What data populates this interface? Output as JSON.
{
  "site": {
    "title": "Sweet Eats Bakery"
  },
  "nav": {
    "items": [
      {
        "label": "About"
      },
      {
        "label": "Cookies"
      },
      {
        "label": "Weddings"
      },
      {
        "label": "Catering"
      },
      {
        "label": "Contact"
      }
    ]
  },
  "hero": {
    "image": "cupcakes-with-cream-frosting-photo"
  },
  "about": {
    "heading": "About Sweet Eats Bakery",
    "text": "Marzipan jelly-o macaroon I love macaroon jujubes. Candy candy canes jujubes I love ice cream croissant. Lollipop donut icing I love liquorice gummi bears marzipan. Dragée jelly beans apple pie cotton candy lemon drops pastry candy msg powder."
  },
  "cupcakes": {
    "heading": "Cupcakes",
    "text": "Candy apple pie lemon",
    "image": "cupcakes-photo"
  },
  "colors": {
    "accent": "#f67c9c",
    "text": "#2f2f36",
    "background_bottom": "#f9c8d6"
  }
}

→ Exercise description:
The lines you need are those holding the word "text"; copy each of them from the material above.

→ Finished task:
    "text": "Marzipan jelly-o macaroon I love macaroon jujubes. Candy candy canes jujubes I love ice cream croissant. Lollipop donut icing I love liquorice gummi bears marzipan. Dragée jelly beans apple pie cotton candy lemon drops pastry candy msg powder."
    "text": "Candy apple pie lemon",
    "text": "#2f2f36",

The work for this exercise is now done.